----- Given entries

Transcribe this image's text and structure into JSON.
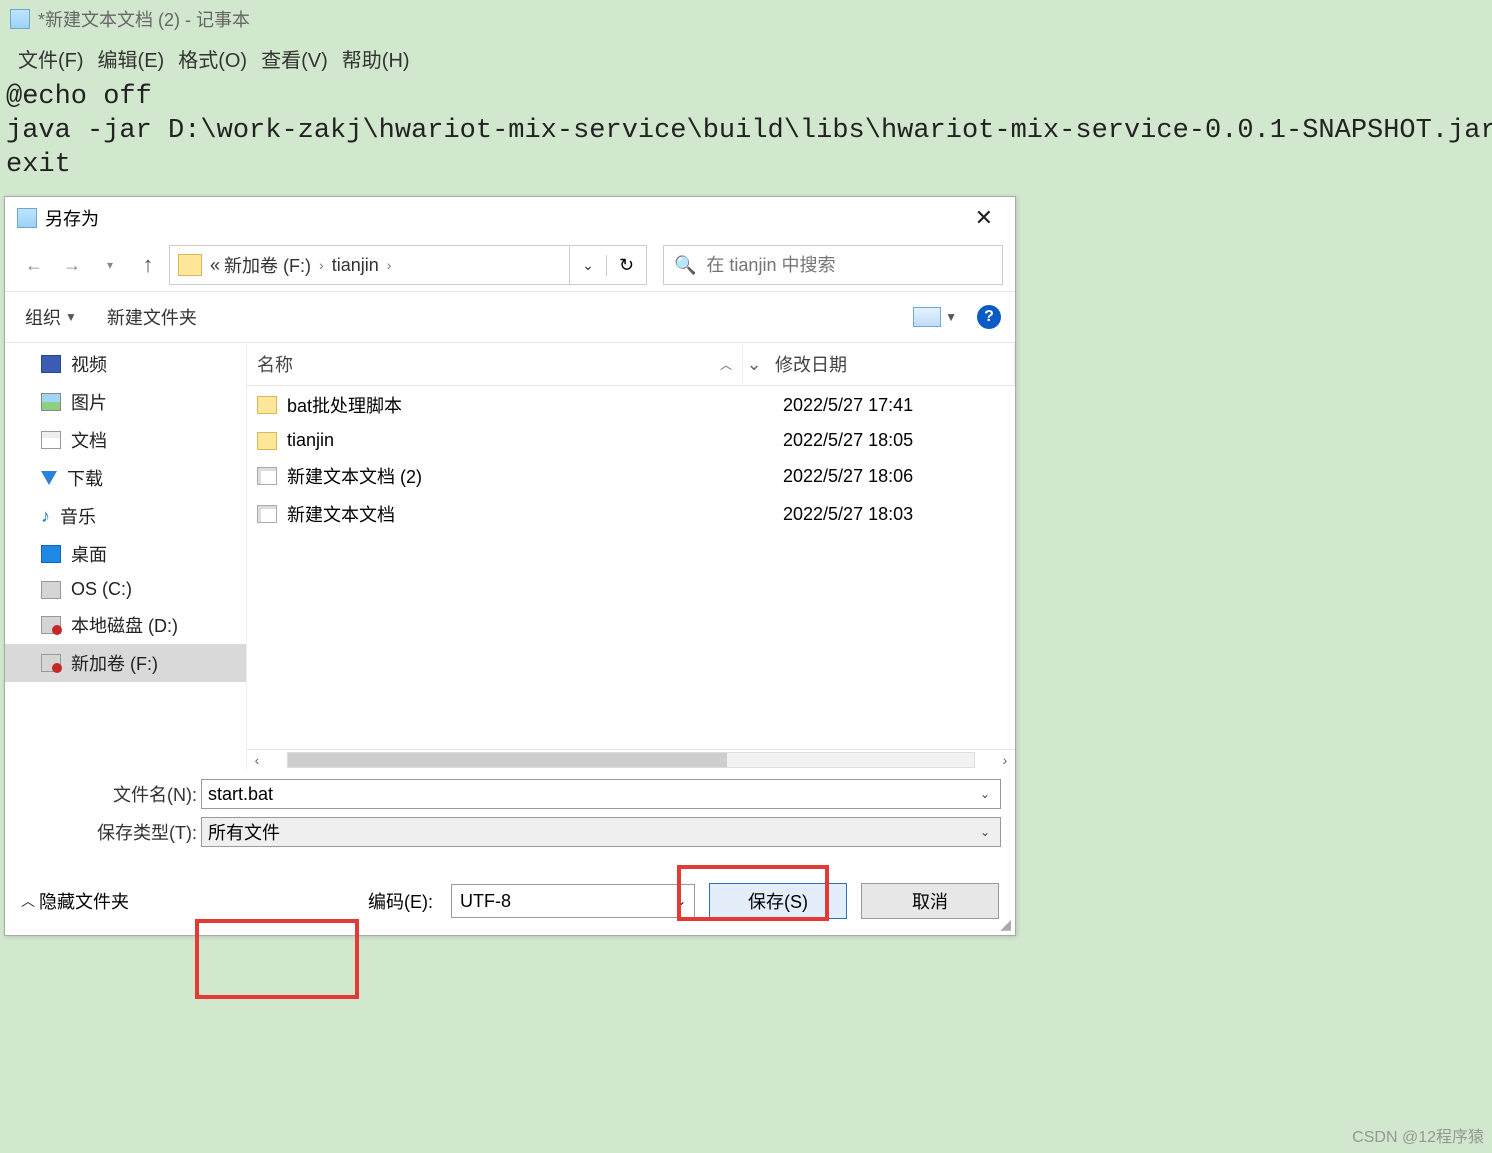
{
  "notepad": {
    "title": "*新建文本文档 (2) - 记事本",
    "menu": {
      "file": "文件(F)",
      "edit": "编辑(E)",
      "format": "格式(O)",
      "view": "查看(V)",
      "help": "帮助(H)"
    },
    "content": "@echo off\njava -jar D:\\work-zakj\\hwariot-mix-service\\build\\libs\\hwariot-mix-service-0.0.1-SNAPSHOT.jar\nexit"
  },
  "dialog": {
    "title": "另存为",
    "breadcrumbs": {
      "pre": "«",
      "a": "新加卷 (F:)",
      "b": "tianjin"
    },
    "search_placeholder": "在 tianjin 中搜索",
    "toolbar": {
      "organize": "组织",
      "newfolder": "新建文件夹"
    },
    "columns": {
      "name": "名称",
      "date": "修改日期"
    },
    "sidebar": [
      {
        "id": "video",
        "label": "视频"
      },
      {
        "id": "image",
        "label": "图片"
      },
      {
        "id": "doc",
        "label": "文档"
      },
      {
        "id": "download",
        "label": "下载"
      },
      {
        "id": "music",
        "label": "音乐"
      },
      {
        "id": "desktop",
        "label": "桌面"
      },
      {
        "id": "c",
        "label": "OS (C:)"
      },
      {
        "id": "d",
        "label": "本地磁盘 (D:)"
      },
      {
        "id": "f",
        "label": "新加卷 (F:)"
      }
    ],
    "files": [
      {
        "type": "folder",
        "name": "bat批处理脚本",
        "date": "2022/5/27 17:41"
      },
      {
        "type": "folder",
        "name": "tianjin",
        "date": "2022/5/27 18:05"
      },
      {
        "type": "file",
        "name": "新建文本文档 (2)",
        "date": "2022/5/27 18:06"
      },
      {
        "type": "file",
        "name": "新建文本文档",
        "date": "2022/5/27 18:03"
      }
    ],
    "form": {
      "filename_label": "文件名(N):",
      "filename_value": "start.bat",
      "filetype_label": "保存类型(T):",
      "filetype_value": "所有文件"
    },
    "footer": {
      "hide": "隐藏文件夹",
      "enc_label": "编码(E):",
      "enc_value": "UTF-8",
      "save": "保存(S)",
      "cancel": "取消"
    }
  },
  "watermark": "CSDN @12程序猿"
}
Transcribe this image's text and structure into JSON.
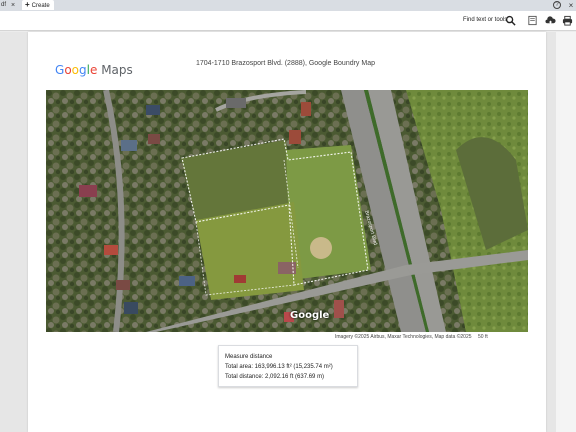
{
  "tabs": {
    "partial_label": "df",
    "close_glyph": "×",
    "active_label": "Create",
    "plus_glyph": "+"
  },
  "window": {
    "help_glyph": "?",
    "close_glyph": "×"
  },
  "toolbar": {
    "find_label": "Find text or tools",
    "icons": [
      "search-icon",
      "save-page-icon",
      "upload-icon",
      "print-icon"
    ]
  },
  "document": {
    "logo": {
      "google": [
        "G",
        "o",
        "o",
        "g",
        "l",
        "e"
      ],
      "maps": "Maps",
      "colors": [
        "#4285F4",
        "#EA4335",
        "#FBBC05",
        "#4285F4",
        "#34A853",
        "#EA4335"
      ]
    },
    "title": "1704-1710 Brazosport Blvd. (2888), Google Boundry Map",
    "map": {
      "watermark": "Google",
      "road_labels": [
        "Brazosport Blvd"
      ],
      "attribution": "Imagery ©2025 Airbus, Maxar Technologies, Map data ©2025",
      "scale": "50 ft"
    },
    "measure": {
      "title": "Measure distance",
      "area": "Total area: 163,996.13 ft² (15,235.74 m²)",
      "distance": "Total distance: 2,092.16 ft (637.69 m)"
    }
  }
}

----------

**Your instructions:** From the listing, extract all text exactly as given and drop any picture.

**Solution:**
Transcribe this image's text and structure into JSON.
{
  "notepad": {
    "title": "*新建文本文档 (2) - 记事本",
    "menu": {
      "file": "文件(F)",
      "edit": "编辑(E)",
      "format": "格式(O)",
      "view": "查看(V)",
      "help": "帮助(H)"
    },
    "content": "@echo off\njava -jar D:\\work-zakj\\hwariot-mix-service\\build\\libs\\hwariot-mix-service-0.0.1-SNAPSHOT.jar\nexit"
  },
  "dialog": {
    "title": "另存为",
    "breadcrumbs": {
      "pre": "«",
      "a": "新加卷 (F:)",
      "b": "tianjin"
    },
    "search_placeholder": "在 tianjin 中搜索",
    "toolbar": {
      "organize": "组织",
      "newfolder": "新建文件夹"
    },
    "columns": {
      "name": "名称",
      "date": "修改日期"
    },
    "sidebar": [
      {
        "id": "video",
        "label": "视频"
      },
      {
        "id": "image",
        "label": "图片"
      },
      {
        "id": "doc",
        "label": "文档"
      },
      {
        "id": "download",
        "label": "下载"
      },
      {
        "id": "music",
        "label": "音乐"
      },
      {
        "id": "desktop",
        "label": "桌面"
      },
      {
        "id": "c",
        "label": "OS (C:)"
      },
      {
        "id": "d",
        "label": "本地磁盘 (D:)"
      },
      {
        "id": "f",
        "label": "新加卷 (F:)"
      }
    ],
    "files": [
      {
        "type": "folder",
        "name": "bat批处理脚本",
        "date": "2022/5/27 17:41"
      },
      {
        "type": "folder",
        "name": "tianjin",
        "date": "2022/5/27 18:05"
      },
      {
        "type": "file",
        "name": "新建文本文档 (2)",
        "date": "2022/5/27 18:06"
      },
      {
        "type": "file",
        "name": "新建文本文档",
        "date": "2022/5/27 18:03"
      }
    ],
    "form": {
      "filename_label": "文件名(N):",
      "filename_value": "start.bat",
      "filetype_label": "保存类型(T):",
      "filetype_value": "所有文件"
    },
    "footer": {
      "hide": "隐藏文件夹",
      "enc_label": "编码(E):",
      "enc_value": "UTF-8",
      "save": "保存(S)",
      "cancel": "取消"
    }
  },
  "watermark": "CSDN @12程序猿"
}
Transcribe this image's text and structure into JSON.
{
  "tabs": {
    "partial_label": "df",
    "close_glyph": "×",
    "active_label": "Create",
    "plus_glyph": "+"
  },
  "window": {
    "help_glyph": "?",
    "close_glyph": "×"
  },
  "toolbar": {
    "find_label": "Find text or tools",
    "icons": [
      "search-icon",
      "save-page-icon",
      "upload-icon",
      "print-icon"
    ]
  },
  "document": {
    "logo": {
      "google": [
        "G",
        "o",
        "o",
        "g",
        "l",
        "e"
      ],
      "maps": "Maps",
      "colors": [
        "#4285F4",
        "#EA4335",
        "#FBBC05",
        "#4285F4",
        "#34A853",
        "#EA4335"
      ]
    },
    "title": "1704-1710 Brazosport Blvd. (2888), Google Boundry Map",
    "map": {
      "watermark": "Google",
      "road_labels": [
        "Brazosport Blvd"
      ],
      "attribution": "Imagery ©2025 Airbus, Maxar Technologies, Map data ©2025",
      "scale": "50 ft"
    },
    "measure": {
      "title": "Measure distance",
      "area": "Total area: 163,996.13 ft² (15,235.74 m²)",
      "distance": "Total distance: 2,092.16 ft (637.69 m)"
    }
  }
}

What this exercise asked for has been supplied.